## WHAT YOU HAVE TO DO:
Would you quote every entry exactly, dropping only the pictures?

## Excerpts from an interface dataset:
※ ※ ※

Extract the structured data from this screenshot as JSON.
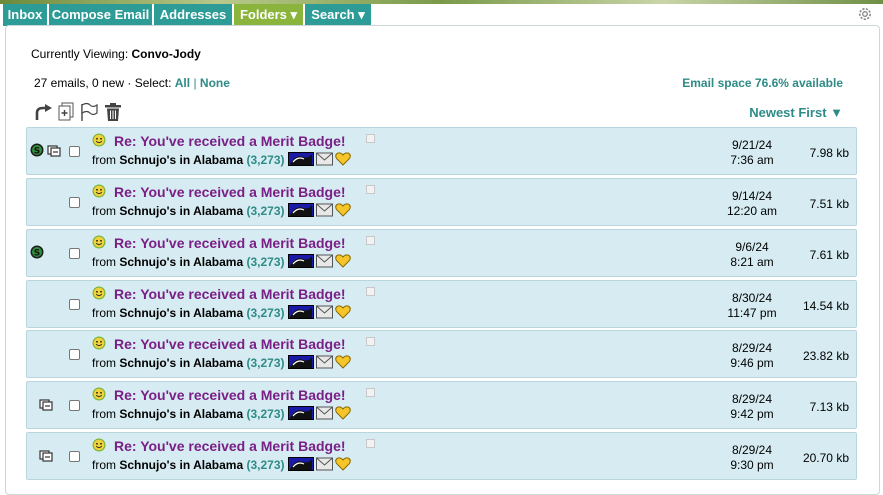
{
  "nav": {
    "tabs": [
      {
        "label": "Inbox"
      },
      {
        "label": "Compose Email"
      },
      {
        "label": "Addresses"
      },
      {
        "label": "Folders ▾"
      },
      {
        "label": "Search ▾"
      }
    ],
    "active_tab": "Folders ▾"
  },
  "header": {
    "viewing_prefix": "Currently Viewing:",
    "viewing_folder": "Convo-Jody",
    "counts": "27 emails, 0 new",
    "select_prefix": "· Select:",
    "select_all": "All",
    "select_sep": "|",
    "select_none": "None",
    "space": "Email space 76.6% available",
    "sort": "Newest First ▼"
  },
  "colors": {
    "tab_bg": "#2e9c96",
    "tab_active_bg": "#8ab43b",
    "link": "#2e8b86",
    "subject": "#7a1f86",
    "row_bg": "#d6ecf2"
  },
  "toolbar_icons": [
    "reply-arrow-icon",
    "add-page-icon",
    "flag-icon",
    "trash-icon"
  ],
  "emails": [
    {
      "icons": [
        "dollar-coin-icon",
        "forward-copy-icon"
      ],
      "subject": "Re: You've received a Merit Badge!",
      "from_prefix": "from",
      "sender": "Schnujo's in Alabama",
      "score": "(3,273)",
      "date": "9/21/24",
      "time": "7:36 am",
      "size": "7.98 kb"
    },
    {
      "icons": [],
      "subject": "Re: You've received a Merit Badge!",
      "from_prefix": "from",
      "sender": "Schnujo's in Alabama",
      "score": "(3,273)",
      "date": "9/14/24",
      "time": "12:20 am",
      "size": "7.51 kb"
    },
    {
      "icons": [
        "dollar-coin-icon"
      ],
      "subject": "Re: You've received a Merit Badge!",
      "from_prefix": "from",
      "sender": "Schnujo's in Alabama",
      "score": "(3,273)",
      "date": "9/6/24",
      "time": "8:21 am",
      "size": "7.61 kb"
    },
    {
      "icons": [],
      "subject": "Re: You've received a Merit Badge!",
      "from_prefix": "from",
      "sender": "Schnujo's in Alabama",
      "score": "(3,273)",
      "date": "8/30/24",
      "time": "11:47 pm",
      "size": "14.54 kb"
    },
    {
      "icons": [],
      "subject": "Re: You've received a Merit Badge!",
      "from_prefix": "from",
      "sender": "Schnujo's in Alabama",
      "score": "(3,273)",
      "date": "8/29/24",
      "time": "9:46 pm",
      "size": "23.82 kb"
    },
    {
      "icons": [
        "forward-copy-icon"
      ],
      "subject": "Re: You've received a Merit Badge!",
      "from_prefix": "from",
      "sender": "Schnujo's in Alabama",
      "score": "(3,273)",
      "date": "8/29/24",
      "time": "9:42 pm",
      "size": "7.13 kb"
    },
    {
      "icons": [
        "forward-copy-icon"
      ],
      "subject": "Re: You've received a Merit Badge!",
      "from_prefix": "from",
      "sender": "Schnujo's in Alabama",
      "score": "(3,273)",
      "date": "8/29/24",
      "time": "9:30 pm",
      "size": "20.70 kb"
    }
  ]
}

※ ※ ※

## TASK RESPONSE:
Extract the structured data from this screenshot as JSON.
{
  "nav": {
    "tabs": [
      {
        "label": "Inbox"
      },
      {
        "label": "Compose Email"
      },
      {
        "label": "Addresses"
      },
      {
        "label": "Folders ▾"
      },
      {
        "label": "Search ▾"
      }
    ],
    "active_tab": "Folders ▾"
  },
  "header": {
    "viewing_prefix": "Currently Viewing:",
    "viewing_folder": "Convo-Jody",
    "counts": "27 emails, 0 new",
    "select_prefix": "· Select:",
    "select_all": "All",
    "select_sep": "|",
    "select_none": "None",
    "space": "Email space 76.6% available",
    "sort": "Newest First ▼"
  },
  "colors": {
    "tab_bg": "#2e9c96",
    "tab_active_bg": "#8ab43b",
    "link": "#2e8b86",
    "subject": "#7a1f86",
    "row_bg": "#d6ecf2"
  },
  "toolbar_icons": [
    "reply-arrow-icon",
    "add-page-icon",
    "flag-icon",
    "trash-icon"
  ],
  "emails": [
    {
      "icons": [
        "dollar-coin-icon",
        "forward-copy-icon"
      ],
      "subject": "Re: You've received a Merit Badge!",
      "from_prefix": "from",
      "sender": "Schnujo's in Alabama",
      "score": "(3,273)",
      "date": "9/21/24",
      "time": "7:36 am",
      "size": "7.98 kb"
    },
    {
      "icons": [],
      "subject": "Re: You've received a Merit Badge!",
      "from_prefix": "from",
      "sender": "Schnujo's in Alabama",
      "score": "(3,273)",
      "date": "9/14/24",
      "time": "12:20 am",
      "size": "7.51 kb"
    },
    {
      "icons": [
        "dollar-coin-icon"
      ],
      "subject": "Re: You've received a Merit Badge!",
      "from_prefix": "from",
      "sender": "Schnujo's in Alabama",
      "score": "(3,273)",
      "date": "9/6/24",
      "time": "8:21 am",
      "size": "7.61 kb"
    },
    {
      "icons": [],
      "subject": "Re: You've received a Merit Badge!",
      "from_prefix": "from",
      "sender": "Schnujo's in Alabama",
      "score": "(3,273)",
      "date": "8/30/24",
      "time": "11:47 pm",
      "size": "14.54 kb"
    },
    {
      "icons": [],
      "subject": "Re: You've received a Merit Badge!",
      "from_prefix": "from",
      "sender": "Schnujo's in Alabama",
      "score": "(3,273)",
      "date": "8/29/24",
      "time": "9:46 pm",
      "size": "23.82 kb"
    },
    {
      "icons": [
        "forward-copy-icon"
      ],
      "subject": "Re: You've received a Merit Badge!",
      "from_prefix": "from",
      "sender": "Schnujo's in Alabama",
      "score": "(3,273)",
      "date": "8/29/24",
      "time": "9:42 pm",
      "size": "7.13 kb"
    },
    {
      "icons": [
        "forward-copy-icon"
      ],
      "subject": "Re: You've received a Merit Badge!",
      "from_prefix": "from",
      "sender": "Schnujo's in Alabama",
      "score": "(3,273)",
      "date": "8/29/24",
      "time": "9:30 pm",
      "size": "20.70 kb"
    }
  ]
}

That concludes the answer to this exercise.